Milaner works exclusively with Italian and French luxury artisans who have spent their entire lives mastering their craft, and whose heritage and existence are threatened. Their production is based on a made-to-order, no-waste policy and on real, warm relationships. Elisa said “the artisans we feature come from our personal relationships and from word-of-mouth and traveling. We speak with these makers constantly, sharing daily updates on Whatsapp and over the phone. These are true, personal relationships”
“Our timeless products are a testament to their incredible wealth of skills, traditions and dedication” She explains.
I was naturally curious about how the current covid19 emergency has affected their brand, the customers, the artisans.
“We had to shut down for two months because the artisans had to shut down and despite having minimal inventory, we had to wait to place orders” Elisa said. Those two months were rough for them and much of Italy so they tried to get by the difficult period with a sample sale to help out the artisans. It worked. When May came Milaner had the biggest surge in revenue. A heart-warming surprise. One that truly helped the people they worked with since many of their other orders with luxury brands were cancelled.
Elisa also mentioned that curiously enough – Milaner’s customers have also undergone an additional paradigm shift.

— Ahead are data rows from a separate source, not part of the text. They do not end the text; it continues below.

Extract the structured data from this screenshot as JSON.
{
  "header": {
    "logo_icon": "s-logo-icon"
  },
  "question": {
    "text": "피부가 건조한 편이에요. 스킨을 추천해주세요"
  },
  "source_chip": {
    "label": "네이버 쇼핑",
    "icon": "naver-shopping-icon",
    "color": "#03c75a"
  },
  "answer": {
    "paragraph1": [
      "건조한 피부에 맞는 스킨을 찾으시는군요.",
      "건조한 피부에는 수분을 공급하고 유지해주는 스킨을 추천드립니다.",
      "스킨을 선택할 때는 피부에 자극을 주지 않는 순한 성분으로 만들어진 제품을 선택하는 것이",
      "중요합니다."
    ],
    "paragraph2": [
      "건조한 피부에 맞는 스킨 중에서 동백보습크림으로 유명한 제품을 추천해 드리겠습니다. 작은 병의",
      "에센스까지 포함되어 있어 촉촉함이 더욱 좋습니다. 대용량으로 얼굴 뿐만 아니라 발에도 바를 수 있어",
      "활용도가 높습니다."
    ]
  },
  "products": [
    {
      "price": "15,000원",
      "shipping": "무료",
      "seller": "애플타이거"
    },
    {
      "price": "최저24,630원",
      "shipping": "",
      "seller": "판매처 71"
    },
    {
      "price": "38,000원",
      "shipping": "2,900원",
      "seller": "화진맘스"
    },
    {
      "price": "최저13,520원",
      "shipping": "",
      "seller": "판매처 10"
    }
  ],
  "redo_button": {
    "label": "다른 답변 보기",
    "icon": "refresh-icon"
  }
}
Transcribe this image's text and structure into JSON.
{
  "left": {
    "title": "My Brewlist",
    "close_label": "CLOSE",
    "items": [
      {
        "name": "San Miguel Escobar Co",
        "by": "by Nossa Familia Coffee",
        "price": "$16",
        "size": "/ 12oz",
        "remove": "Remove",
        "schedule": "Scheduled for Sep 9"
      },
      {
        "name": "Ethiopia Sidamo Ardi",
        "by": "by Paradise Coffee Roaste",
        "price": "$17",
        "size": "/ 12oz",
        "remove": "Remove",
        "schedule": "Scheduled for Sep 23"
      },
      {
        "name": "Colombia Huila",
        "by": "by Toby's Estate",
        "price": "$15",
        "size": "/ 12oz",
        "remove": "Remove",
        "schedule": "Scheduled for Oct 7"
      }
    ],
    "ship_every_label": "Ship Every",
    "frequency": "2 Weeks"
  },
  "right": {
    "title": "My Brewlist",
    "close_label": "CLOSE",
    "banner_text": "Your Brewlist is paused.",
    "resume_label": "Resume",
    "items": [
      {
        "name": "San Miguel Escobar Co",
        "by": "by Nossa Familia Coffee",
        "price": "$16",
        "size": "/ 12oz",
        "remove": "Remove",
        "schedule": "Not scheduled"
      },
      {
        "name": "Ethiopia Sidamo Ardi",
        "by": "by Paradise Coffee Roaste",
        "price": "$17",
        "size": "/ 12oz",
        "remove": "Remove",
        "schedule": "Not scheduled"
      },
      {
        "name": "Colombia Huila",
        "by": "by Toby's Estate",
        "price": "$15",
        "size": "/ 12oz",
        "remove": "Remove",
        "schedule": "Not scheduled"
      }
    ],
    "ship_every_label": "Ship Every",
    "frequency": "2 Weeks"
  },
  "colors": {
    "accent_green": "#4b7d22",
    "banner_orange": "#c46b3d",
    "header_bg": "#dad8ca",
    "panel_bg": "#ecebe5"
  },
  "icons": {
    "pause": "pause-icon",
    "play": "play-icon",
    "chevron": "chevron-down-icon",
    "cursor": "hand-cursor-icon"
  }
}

“We have seen such a change in how customers see us, they appreciate the work it takes to create a handcrafted item. This is a brand that people connect with that isn’t solely talking about sustainability-- but actually doing it. We try to keep the products scarce; we keep it artisanal. We talk to customers to manage their expectations and serve as the mediator. Products are made to order and this means no waste. Items don’t need to be destroyed meaning no added pollution for the sake of having products at hand” Elisa shared.
Something Elisa and I both noted during our call is just how many people are talking about this subject lately. Of waste in fashion and authentic sustainability thanks in part to young activism on the subject. Consumers in many ways are becoming smarter and aware about the strength of their purchasing power. They want to see that there is a real network of people, not just clothes mildewing in warehouses in rural locations.
Of course, with all of the positivity there is always a grain of realistic reflection. Of course, Italy’s artisans continue to be unsure about the future and the digital world as the driver for their survival. After all, this is a country rooted in old school techniques and old school attitudes, the global online marketplace is still quite new to them. However, people like Elisa and the team of Milaner continue to care about the whole ecosystem of craftsmanship.
Elisa’s last food for thought was one that really hit home for me.
“The misconception many people have is that technology takes away from craftsmanship but the reality is the exact opposite. Now, more than ever, technology is an enabler, showcasing these handmade items to the world. What is sustainable is giving the artisan more control of their craft and destiny; letting them sell and communicate to customers in a way that feels comfortable and real.
Naturally I wanted to see what was on offer this season and Elisa and her team shared these following four items.
- The Classic Elena Woven Handbag
- The Travel Elena Woven Handbag
- The Vegan Summer Tote
- The Vegan Summer Bucket